All smartphones can track and collect location data. Generally, the device manufacturer, operating system provider, mobile carrier network as well as a variety of phone apps can directly collect and utilize your location data.
Mobile carriers can obtain this data as your smartphone constantly communicates with nearby cell phone towers, which allow them to work out your approximate location based on its proximity to those towers. Mobile apps collect GPS location data when you have location tracking turned on, which many times is requested by the app under the guise of getting directions or traffic details, local news and weather or other localized information.
Your location data is said to be shared “anonymously” and tied to a unique ID versus personally identifiable information, however it’s been researched that this data can often be reverse engineered to identify a person when connected with other data points (including publicly available information).
These companies will also claim that you have to opt-in in order for the data to be captured and shared. But generally, this disclosure is buried in the policies in terms and conditions which are rarely read and which can be generally misleading. Location tracking can also be tied to legitimate location enabled services you want, with no way of opting out of the sharing policy you don’t want.
Finally, there is no telling where your data may end up, with so many companies collecting this data, who then directly share it with a multitude of third parties, who in turn can share it with many other business and private individuals. As your data passes through so many hands in this complex shadow ecosystem, many of these companies do not necessarily have the correct safeguards in place to protect your data from ultimately landing in the wrong hands.
An investigation on how smartphone location data is collected, utilized and how it can be used to track individuals in startling detail
An investigation on how smartphone location data can get in the hands of private businesses and individuals like bounty hunters
How mobile carriers have promised to stop selling user data but haven’t yet lived up to that promise
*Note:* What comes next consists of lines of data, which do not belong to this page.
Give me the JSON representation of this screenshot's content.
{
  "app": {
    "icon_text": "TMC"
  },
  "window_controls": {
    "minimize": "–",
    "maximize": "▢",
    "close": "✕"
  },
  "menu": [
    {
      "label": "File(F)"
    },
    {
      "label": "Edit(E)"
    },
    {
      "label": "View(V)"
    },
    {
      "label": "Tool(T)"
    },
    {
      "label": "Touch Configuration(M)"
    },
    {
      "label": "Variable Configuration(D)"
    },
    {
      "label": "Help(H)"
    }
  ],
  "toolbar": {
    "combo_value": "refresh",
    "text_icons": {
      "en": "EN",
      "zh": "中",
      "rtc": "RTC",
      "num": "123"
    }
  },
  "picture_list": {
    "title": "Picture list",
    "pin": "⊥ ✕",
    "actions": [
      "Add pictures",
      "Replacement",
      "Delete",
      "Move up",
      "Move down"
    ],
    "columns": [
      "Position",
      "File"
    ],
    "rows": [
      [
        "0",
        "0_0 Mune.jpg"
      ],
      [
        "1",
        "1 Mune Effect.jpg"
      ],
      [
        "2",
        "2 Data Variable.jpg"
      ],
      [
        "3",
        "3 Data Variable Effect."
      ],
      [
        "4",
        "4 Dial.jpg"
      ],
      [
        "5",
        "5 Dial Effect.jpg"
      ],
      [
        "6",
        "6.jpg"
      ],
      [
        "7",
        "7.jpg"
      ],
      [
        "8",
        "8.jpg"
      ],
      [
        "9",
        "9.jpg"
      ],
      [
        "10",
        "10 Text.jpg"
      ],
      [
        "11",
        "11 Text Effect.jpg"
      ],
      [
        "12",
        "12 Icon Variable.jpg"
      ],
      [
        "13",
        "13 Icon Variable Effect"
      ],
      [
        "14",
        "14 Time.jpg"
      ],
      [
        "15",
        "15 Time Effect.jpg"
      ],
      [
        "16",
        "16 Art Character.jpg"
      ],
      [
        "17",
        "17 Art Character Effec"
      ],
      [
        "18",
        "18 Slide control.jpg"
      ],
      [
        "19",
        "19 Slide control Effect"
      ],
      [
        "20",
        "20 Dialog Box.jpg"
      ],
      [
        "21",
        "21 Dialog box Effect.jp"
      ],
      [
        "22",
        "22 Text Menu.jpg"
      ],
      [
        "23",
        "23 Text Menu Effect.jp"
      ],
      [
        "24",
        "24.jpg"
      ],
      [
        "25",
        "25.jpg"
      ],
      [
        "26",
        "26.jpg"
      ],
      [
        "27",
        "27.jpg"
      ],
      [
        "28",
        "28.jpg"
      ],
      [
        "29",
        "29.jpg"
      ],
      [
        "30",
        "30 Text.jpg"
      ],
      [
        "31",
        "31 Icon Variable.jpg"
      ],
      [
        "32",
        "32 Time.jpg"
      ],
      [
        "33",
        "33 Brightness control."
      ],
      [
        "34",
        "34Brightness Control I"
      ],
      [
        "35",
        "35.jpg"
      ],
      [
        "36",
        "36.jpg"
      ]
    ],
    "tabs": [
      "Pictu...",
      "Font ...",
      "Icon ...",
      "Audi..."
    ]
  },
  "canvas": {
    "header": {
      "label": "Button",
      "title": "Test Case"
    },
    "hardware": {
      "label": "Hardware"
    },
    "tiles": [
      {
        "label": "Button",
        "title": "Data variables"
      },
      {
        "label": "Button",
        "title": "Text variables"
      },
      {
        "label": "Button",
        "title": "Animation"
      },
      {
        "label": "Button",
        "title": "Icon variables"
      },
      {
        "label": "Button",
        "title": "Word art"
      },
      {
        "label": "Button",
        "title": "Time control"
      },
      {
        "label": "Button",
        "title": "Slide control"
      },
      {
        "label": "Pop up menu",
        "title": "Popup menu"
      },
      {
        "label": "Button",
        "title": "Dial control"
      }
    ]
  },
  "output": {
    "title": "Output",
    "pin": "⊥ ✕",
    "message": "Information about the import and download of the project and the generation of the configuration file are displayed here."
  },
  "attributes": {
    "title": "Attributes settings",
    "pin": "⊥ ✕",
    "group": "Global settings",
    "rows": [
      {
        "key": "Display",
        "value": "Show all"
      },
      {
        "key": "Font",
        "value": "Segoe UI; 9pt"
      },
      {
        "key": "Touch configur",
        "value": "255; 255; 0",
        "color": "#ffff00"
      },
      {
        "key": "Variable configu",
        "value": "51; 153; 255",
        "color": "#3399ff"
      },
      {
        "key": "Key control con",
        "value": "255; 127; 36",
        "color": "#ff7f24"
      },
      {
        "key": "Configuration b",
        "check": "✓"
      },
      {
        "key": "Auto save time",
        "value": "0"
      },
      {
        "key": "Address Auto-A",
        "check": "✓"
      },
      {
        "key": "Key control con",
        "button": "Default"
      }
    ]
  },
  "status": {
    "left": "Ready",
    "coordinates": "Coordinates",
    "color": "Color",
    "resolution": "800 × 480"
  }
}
How Apple will implement features in its new iOS update and within the app store to provide more transparency and control around app tracking